MATERIAL PROVIDED: Begin

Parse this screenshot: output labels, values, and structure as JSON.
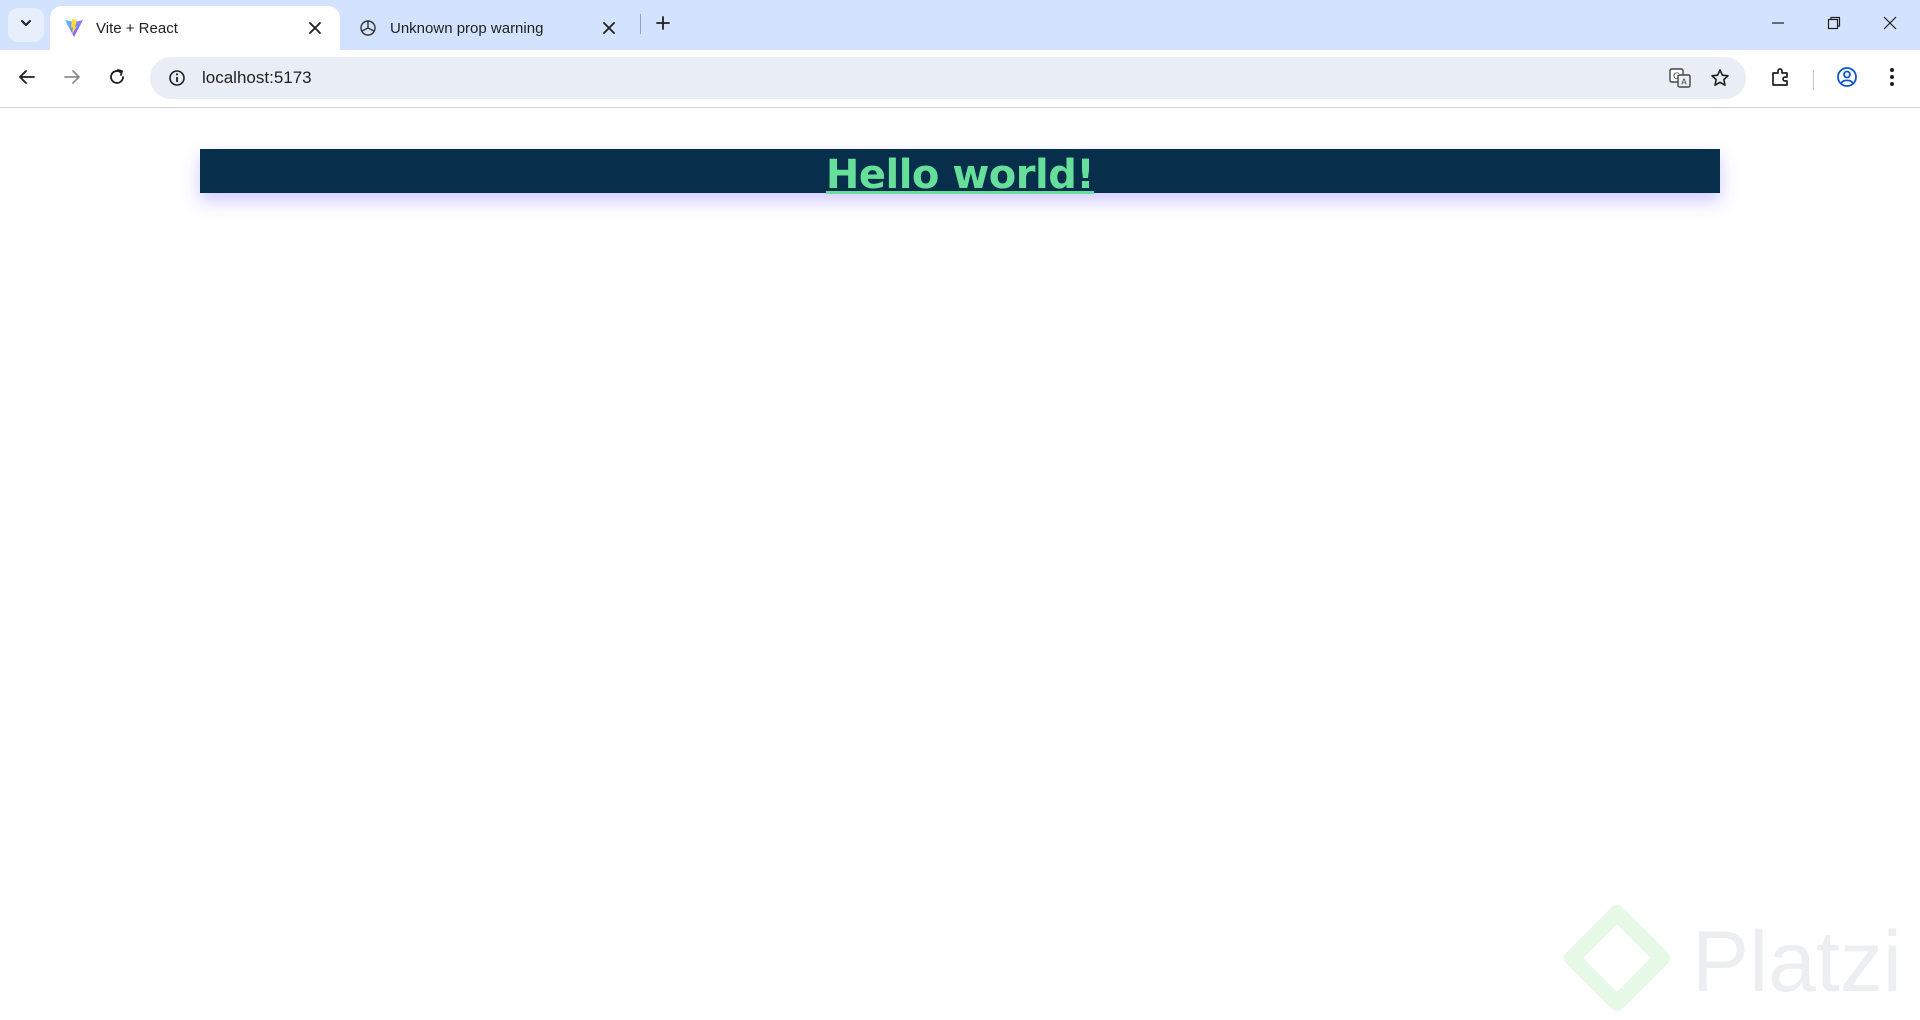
{
  "browser": {
    "tabs": [
      {
        "title": "Vite + React",
        "favicon": "vite-logo-icon",
        "active": true
      },
      {
        "title": "Unknown prop warning",
        "favicon": "openai-logo-icon",
        "active": false
      }
    ],
    "url": "localhost:5173"
  },
  "page": {
    "heading": "Hello world!",
    "heading_color": "#66df9a",
    "bar_color": "#072e4a"
  },
  "watermark": {
    "text": "Platzi"
  },
  "colors": {
    "tabstrip": "#d3e3fd",
    "omnibox": "#e9eef6"
  }
}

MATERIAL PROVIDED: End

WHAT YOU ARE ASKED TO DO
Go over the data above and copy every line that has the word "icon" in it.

RESPONSE
        "favicon": "vite-logo-icon",
        "favicon": "openai-logo-icon",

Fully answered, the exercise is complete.